If you were lucky enough to be at the right love-in or party in the 1960s, you may have heard my mother playing guitar and singing. For more than 30 years, she was never without her guitar. My brother and sister and I were the luckiest ones of all, for she sang us children to sleep each night. She would come in with her gobblet of red wine and her guitar and sing "Henry Martin" or a Dylan song or something by the Beatles or Donovan. Now, some of the thousand songs that my mom had in her repertoir are ones that I sing at night to my own daughter, Lilac.
So how does one wind up being a hippy?       That actually is a pretty good question. It is is all the more intriguing when one considers the evolution of each person. We BECOME the person we are, almost as a process of mini-evolution. My own parents are middle-classed.

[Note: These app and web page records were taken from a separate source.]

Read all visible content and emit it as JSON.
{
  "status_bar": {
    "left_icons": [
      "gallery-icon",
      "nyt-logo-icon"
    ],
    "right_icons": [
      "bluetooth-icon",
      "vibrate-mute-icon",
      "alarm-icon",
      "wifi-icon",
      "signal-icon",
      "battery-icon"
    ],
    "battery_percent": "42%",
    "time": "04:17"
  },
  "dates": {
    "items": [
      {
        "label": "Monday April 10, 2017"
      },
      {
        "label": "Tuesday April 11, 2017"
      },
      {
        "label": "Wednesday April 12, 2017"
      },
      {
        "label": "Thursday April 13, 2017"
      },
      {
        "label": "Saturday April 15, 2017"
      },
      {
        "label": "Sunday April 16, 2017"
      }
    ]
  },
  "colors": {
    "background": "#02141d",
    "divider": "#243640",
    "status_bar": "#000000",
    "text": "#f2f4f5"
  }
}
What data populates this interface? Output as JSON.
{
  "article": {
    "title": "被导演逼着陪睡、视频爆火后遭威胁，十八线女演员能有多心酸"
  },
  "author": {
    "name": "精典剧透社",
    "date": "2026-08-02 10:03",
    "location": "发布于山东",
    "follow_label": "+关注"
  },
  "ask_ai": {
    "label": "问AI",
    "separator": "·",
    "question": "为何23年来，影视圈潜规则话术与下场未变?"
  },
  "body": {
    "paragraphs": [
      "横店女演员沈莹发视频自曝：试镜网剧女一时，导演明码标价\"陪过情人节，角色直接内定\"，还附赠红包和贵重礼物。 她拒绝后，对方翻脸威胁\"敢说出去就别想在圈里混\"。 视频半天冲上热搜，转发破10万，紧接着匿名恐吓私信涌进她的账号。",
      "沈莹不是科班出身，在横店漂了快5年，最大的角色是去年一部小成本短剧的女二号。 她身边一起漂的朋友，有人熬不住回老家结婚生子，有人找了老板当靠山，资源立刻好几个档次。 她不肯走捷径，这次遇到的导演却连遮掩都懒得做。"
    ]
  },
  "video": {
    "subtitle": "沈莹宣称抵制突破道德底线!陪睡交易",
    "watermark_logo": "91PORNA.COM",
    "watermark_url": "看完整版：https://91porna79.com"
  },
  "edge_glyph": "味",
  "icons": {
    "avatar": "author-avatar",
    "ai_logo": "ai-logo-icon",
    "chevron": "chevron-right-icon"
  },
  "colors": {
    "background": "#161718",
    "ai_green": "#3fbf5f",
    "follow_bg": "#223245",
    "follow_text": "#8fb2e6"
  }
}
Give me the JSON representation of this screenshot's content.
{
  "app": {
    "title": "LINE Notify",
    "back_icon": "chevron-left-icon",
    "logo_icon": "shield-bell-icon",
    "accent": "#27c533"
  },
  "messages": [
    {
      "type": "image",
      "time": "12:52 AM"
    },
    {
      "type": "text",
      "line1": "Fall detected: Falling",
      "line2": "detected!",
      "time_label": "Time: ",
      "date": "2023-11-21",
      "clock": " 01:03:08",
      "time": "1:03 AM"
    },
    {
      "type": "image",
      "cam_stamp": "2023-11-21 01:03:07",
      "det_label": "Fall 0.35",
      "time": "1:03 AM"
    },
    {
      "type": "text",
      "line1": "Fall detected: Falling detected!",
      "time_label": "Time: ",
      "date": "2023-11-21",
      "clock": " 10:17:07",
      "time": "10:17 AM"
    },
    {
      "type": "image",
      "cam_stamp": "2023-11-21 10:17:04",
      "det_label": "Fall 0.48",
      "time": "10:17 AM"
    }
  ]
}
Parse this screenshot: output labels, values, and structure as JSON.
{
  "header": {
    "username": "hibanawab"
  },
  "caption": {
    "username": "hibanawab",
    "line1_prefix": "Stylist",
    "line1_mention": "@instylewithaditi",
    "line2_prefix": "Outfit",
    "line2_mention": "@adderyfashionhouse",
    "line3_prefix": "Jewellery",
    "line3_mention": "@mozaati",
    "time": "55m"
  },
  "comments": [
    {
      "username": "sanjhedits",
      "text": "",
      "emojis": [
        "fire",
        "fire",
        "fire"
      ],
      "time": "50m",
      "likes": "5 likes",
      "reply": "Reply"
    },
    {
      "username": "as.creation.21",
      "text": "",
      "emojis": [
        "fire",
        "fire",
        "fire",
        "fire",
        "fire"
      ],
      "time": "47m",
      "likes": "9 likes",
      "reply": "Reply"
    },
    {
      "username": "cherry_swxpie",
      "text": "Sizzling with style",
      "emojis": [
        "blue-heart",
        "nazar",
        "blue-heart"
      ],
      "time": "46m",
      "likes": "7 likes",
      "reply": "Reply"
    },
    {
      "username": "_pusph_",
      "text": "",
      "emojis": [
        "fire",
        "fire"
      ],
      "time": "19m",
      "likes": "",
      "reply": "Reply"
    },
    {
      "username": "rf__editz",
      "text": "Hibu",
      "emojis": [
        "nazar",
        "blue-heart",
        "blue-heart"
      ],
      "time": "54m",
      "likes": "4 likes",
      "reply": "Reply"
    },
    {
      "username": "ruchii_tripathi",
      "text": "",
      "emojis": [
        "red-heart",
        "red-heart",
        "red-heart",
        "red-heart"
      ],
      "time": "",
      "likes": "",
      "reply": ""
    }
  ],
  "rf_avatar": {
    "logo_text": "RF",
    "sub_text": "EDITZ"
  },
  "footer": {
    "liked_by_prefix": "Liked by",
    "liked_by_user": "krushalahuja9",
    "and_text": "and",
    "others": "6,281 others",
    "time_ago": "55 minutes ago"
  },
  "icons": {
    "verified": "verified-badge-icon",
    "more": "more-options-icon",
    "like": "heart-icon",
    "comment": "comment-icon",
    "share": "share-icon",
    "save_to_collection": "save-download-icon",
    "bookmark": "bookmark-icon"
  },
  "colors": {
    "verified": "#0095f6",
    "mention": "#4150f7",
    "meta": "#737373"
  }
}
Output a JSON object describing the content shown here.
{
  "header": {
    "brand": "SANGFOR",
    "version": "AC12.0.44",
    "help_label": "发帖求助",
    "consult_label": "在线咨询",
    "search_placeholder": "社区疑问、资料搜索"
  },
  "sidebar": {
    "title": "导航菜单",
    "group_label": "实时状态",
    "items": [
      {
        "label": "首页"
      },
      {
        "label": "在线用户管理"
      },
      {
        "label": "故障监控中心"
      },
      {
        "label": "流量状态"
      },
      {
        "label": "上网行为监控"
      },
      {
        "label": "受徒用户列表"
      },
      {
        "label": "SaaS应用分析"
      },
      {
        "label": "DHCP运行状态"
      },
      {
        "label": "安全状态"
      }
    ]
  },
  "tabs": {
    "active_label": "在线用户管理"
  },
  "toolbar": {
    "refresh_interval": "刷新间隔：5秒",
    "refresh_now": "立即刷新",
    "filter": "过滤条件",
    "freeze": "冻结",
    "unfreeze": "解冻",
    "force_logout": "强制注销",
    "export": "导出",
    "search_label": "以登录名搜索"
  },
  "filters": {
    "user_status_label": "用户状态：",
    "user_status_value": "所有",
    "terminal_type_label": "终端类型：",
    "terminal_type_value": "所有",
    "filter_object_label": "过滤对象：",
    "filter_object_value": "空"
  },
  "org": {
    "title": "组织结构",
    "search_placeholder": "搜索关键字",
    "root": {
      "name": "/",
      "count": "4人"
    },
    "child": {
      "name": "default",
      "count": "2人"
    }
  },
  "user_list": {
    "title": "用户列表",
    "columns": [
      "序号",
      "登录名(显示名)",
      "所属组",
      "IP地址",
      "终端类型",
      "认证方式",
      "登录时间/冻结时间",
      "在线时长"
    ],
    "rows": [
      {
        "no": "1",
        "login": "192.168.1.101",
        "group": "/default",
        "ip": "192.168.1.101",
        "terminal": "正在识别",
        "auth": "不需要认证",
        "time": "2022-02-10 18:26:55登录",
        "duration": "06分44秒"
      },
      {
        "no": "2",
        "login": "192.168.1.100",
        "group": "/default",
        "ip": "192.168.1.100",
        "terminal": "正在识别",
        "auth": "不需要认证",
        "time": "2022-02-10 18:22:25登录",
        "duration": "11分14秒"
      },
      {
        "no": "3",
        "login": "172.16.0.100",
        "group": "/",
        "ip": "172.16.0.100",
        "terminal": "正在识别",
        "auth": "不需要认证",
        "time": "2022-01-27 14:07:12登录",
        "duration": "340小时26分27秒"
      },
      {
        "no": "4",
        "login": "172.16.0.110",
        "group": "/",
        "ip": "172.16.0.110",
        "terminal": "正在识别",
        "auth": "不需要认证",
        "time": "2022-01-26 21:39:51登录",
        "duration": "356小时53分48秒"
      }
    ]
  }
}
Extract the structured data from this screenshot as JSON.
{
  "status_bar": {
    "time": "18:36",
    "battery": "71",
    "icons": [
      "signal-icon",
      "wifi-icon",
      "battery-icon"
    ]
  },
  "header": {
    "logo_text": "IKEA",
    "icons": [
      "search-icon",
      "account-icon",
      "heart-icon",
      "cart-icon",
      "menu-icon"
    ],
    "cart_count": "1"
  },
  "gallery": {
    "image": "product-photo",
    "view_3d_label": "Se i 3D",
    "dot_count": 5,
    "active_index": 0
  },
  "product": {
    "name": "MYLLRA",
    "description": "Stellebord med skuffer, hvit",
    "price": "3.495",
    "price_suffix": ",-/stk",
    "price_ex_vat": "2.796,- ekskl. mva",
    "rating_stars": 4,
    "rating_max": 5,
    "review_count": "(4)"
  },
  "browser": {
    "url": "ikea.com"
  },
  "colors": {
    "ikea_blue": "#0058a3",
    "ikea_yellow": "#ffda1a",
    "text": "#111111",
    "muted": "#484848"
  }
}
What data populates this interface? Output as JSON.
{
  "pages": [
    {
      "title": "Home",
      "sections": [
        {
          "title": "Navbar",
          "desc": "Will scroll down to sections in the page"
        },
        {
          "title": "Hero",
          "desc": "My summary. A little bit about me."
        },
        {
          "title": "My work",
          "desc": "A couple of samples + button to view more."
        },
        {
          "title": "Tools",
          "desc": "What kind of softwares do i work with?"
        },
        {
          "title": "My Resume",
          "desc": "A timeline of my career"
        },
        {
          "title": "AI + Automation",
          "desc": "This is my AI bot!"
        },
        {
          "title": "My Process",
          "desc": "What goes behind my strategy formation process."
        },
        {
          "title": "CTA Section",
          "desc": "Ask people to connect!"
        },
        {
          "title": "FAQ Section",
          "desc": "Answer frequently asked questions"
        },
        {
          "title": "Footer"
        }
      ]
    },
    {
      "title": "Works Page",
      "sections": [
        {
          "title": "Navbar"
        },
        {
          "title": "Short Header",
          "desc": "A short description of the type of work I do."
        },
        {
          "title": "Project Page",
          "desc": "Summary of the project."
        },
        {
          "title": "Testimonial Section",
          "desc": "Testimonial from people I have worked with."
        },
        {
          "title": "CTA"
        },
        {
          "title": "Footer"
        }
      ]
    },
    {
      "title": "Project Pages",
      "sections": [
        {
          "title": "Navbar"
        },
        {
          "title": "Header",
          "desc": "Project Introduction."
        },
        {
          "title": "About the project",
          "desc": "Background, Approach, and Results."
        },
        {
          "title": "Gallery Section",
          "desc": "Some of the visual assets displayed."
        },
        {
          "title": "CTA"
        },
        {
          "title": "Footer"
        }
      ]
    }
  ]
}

A teacher and a waitress. Both graduated from college. Parents of three children before they turned 25. Homeowners. And, also, hippies. Are those descriptive words at conflict? I don't think so.
Unlikely hippies, my parents?       My parents had the core beliefs of what I define as "hippy values" early in their marriage, but they were also products of their times. This picture is from ten years earlier than the guitar shot. It represents a different age and era, but not different people. Since we are each always in the process of BECOMING the person that we will eventually be, we should look with fondness upon the whole of life, as steps in a journey.
They each followed their heart.       Coming back to the issue of what makes someone a hippy, I would say that it is the freedom to do what is in your heart. Music gave to my mother the chance to put her feelings into words and rhythm. She was a remarkable musician and was even offered a recording contract with Arista, but the important thing is not what her music brought to her from the outside, but what it gave to her on the inside. It was her liberation and joy.
Freedom through mechanics.       My father experienced some of his greatest freedom through mechanics. I remember when we drove out of the VW showroom with that bug, all of us just piled in, right off the floor. He let the kids in his classroom paint it. And we drove it to Arizona. When you have a mechanic in the family, you can confidently go on long journeys, which we did almost every weekend, camping, exploring, just driving.
Carry freedom into your life       Make life the way you wish it to be, including at home. (You'll find my mom's guitar next to the fireplace, alongside a collection of various musical instruments. The bamboo and net structure is there because my mom digs bamboo.) Fashion the space around you with love. Being happy at home is not so much a question of having lots of stuff. It is about letting your heart be your guide, whether you have control over only one room or over a whole house.
It may not be YOUR path.       To live the life of "hippy values" may not take you to the top of the corporate ladder, nor may it yield for you baskets full of money. (Some hippies do get rich, and good for them. That's just fine.) For myself, money is not the final measure of how I deem myself a success. I want to be able to say that I spent enough time singing my daughter to sleep and that I gave her enough kisses and told her often enough that I love her. I want to be able to spend enough time with my wife, who continues to be the most interesting person I know and the one most easily able to make me laugh. Money is part of life, but success is an empty shell without such treasures as laughter and love.